━━━ DATASET RECORDS
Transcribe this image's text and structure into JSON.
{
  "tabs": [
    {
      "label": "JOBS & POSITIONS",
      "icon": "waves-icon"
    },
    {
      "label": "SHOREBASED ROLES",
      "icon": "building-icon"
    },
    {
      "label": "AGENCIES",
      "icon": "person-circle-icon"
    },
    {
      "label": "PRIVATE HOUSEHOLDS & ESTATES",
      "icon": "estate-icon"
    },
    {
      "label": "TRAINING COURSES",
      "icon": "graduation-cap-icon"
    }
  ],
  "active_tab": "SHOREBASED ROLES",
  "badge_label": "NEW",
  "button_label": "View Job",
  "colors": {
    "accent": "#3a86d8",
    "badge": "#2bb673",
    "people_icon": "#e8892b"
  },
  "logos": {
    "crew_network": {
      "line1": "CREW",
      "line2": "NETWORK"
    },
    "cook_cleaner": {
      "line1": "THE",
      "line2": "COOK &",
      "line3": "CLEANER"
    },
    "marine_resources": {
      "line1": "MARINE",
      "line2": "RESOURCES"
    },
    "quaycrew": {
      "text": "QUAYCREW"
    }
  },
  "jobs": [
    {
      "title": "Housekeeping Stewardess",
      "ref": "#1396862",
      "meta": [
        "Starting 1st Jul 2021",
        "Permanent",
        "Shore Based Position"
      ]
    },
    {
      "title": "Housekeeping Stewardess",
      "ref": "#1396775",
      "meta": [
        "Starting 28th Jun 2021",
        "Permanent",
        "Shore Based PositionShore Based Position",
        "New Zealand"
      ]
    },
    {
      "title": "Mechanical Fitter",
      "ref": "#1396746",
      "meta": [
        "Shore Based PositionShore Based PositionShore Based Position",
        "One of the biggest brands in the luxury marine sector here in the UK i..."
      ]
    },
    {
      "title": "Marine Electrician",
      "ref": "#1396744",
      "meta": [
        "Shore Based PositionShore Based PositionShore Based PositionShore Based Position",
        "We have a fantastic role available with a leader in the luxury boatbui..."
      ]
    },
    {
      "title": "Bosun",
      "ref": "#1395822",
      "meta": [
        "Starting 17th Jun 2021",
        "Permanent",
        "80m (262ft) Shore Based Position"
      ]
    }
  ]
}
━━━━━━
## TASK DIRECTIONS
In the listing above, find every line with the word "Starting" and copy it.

## TASK RESULT
        "Starting 1st Jul 2021",
        "Starting 28th Jun 2021",
        "Starting 17th Jun 2021",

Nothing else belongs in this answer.